 “It doesn’t matter where you go,” he said mockingly, “because you know what they’re going to remember about these trips? NOTHING!”
 I stared back at him in horror. Was he right?
 Do my children get as much out of a trip to Wisconsin as they do from a trip to Belize?
 And why didn’t I think about this $5,000 ago?
 When I was a kid, my travel-happy parents schlepped us all over the U.S. I know, buried in my mom’s closet, there are albums filled with photos of our adventures. Some are on Polaroids. We’re riding lifts to the top of Pikes Peak, leaning against the pyramids in Egypt, and standing in front of Mt. Rushmore, wearing the matching American flag ponchos my mom knitted for the occasion (so very 70s!).
 These old photos do trigger memories of those family vacations (they didn’t take many movies in those days). But sadly, most of it’s pretty fuzzy now.
 What I remember are moments, not places. I don’t recall the coastal scenery during our drive down Highway 1, but I remember stopping at a Denny’s in Oregon where the entire staff was named Carol. I don’t remember our historical site-filled “Spirit of ‘76" bicentennial road trip, but I remember my little sister, out of boredom, mooning a passing car on the highway (ah, the pre-car seat era).
 Are those the kinds of things my kids will remember from our expensive but interesting family vacations?
 I must say, I wholeheartedly believe travel teaches children (and adults) important lessons and values that can be hard to learn here in well-to-do suburbia. It teaches them to appreciate, or at least be accepting, of other cultures. To place less emphasis on material possessions and keeping up with the Joneses, and to judge someone based on the kind of person they are.
 In the past 3 years, my children have joined us on trips to Belize, Anguilla, St. Martin and repeated 3 ½ hours flights between Chicago and Phoenix. And what have these trips taught them? To behave on airplanes, for one. To be considerate of others and polite to strangers. Look, I’m not saying they’re perfect little angel doves. But they know that sometimes they have to sit and be quiet, even when they don’t want to. They know that happy, nice people can live in homes with thatched roofs and dirt floors.
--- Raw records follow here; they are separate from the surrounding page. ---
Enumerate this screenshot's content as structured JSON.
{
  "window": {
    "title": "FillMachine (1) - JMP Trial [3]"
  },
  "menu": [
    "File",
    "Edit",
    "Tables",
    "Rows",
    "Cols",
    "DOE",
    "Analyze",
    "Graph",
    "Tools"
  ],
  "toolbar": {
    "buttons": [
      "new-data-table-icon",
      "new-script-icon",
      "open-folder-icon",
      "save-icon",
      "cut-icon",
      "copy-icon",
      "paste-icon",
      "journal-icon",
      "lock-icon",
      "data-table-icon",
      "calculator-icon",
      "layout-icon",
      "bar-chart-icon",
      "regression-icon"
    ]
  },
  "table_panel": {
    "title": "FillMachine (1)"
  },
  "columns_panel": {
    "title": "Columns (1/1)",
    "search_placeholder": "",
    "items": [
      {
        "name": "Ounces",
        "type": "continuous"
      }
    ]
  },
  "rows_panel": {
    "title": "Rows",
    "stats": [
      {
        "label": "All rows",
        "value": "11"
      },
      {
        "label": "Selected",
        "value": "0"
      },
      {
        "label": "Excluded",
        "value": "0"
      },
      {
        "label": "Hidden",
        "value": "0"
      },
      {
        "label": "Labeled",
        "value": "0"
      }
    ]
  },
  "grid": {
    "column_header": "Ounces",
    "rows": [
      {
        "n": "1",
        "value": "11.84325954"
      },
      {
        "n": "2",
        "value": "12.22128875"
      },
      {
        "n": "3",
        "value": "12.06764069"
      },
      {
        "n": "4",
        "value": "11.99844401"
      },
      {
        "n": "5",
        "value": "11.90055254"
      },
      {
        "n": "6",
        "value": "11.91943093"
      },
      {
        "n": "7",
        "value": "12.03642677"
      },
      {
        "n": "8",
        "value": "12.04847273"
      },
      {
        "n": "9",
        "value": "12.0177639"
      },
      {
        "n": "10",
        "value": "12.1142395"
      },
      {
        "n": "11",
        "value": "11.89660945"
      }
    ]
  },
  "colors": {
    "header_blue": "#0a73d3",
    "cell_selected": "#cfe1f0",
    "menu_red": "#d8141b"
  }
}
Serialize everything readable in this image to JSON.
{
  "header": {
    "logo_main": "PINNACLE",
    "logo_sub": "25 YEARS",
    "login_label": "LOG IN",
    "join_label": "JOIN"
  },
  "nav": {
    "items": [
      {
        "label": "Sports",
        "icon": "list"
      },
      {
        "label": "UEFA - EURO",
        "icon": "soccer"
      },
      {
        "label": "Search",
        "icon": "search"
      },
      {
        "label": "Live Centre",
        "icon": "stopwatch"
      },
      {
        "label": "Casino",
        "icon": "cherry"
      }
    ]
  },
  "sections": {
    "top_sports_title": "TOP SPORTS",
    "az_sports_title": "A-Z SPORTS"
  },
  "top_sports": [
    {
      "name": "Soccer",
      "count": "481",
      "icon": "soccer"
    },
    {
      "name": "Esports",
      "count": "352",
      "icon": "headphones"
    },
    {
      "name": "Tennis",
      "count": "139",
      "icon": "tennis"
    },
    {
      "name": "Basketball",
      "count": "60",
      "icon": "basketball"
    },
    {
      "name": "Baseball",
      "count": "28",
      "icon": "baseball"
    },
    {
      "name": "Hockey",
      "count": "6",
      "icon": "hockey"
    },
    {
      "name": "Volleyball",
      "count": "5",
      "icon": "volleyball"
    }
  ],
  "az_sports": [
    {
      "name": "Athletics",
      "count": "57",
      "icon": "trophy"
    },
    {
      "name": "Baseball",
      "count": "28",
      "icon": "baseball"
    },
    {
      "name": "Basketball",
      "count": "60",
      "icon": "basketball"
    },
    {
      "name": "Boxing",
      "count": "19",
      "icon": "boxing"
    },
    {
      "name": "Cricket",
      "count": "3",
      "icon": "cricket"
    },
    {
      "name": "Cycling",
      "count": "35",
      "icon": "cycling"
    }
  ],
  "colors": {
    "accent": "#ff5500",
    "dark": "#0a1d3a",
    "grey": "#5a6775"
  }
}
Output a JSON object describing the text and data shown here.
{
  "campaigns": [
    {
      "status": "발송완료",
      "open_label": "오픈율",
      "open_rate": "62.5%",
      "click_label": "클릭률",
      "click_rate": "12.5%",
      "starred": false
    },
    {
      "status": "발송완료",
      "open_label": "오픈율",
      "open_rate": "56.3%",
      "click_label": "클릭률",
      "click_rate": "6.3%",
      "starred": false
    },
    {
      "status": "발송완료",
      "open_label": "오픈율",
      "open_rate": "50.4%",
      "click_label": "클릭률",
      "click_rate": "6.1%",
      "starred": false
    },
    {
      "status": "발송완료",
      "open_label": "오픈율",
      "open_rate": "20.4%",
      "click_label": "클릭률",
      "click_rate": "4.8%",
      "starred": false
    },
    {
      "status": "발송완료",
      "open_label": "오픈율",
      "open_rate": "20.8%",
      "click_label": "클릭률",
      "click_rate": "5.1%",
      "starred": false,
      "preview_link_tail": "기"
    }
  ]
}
 Perhaps most importantly, traveling has taught my toddlers that sometimes you have to go with the flow, because things don’t always go as planned (flight cancellations teach that lesson real fast). Now, isn’t that one of life’s most valuable lessons?
 When they watch videos of themselves on these trips, they seem to remember a lot about the experiences. Will they remember them in 20 years?
 Let’s be honest: probably not.
 Maybe, the reality is, I’m just taking these trips for myself. The kids are probably too young to remember anything. Maybe the truth is that I want to go to Panama rather than to Touristy Town USA and I am just trying to justify towing my kids along with me.
 Perhaps I am trying to create these special family moments for selfish reasons; because I think I am making them well-rounded, wordly people, and that will reflect well on me.
 Oprah once did a show featuring a dying mother, who in an effort to make her final days with her kids special, trotted them all over the globe. They went to Paris and Disneyland and all of the places a kid would ever want to go. They had lots of fun.
 Then, after the woman died, Oprah interviewed the kids and asked them about their favorite times with their mother. And you know what they said? It wasn’t the Magic Kingdom or the Eiffel Tower. It was the ordinary moments.
 One of the children said something that still makes tears roll down my cheeks – that her favorite moment with her mother was when they both got up in the middle of the night and ate Cheerios together in their house.
 I’m not ready to concede to my BIL’s theory, but I will say that Wisconsin is starting to look better to me (and my checkbook). And I’m definitely going to pack Cheerios.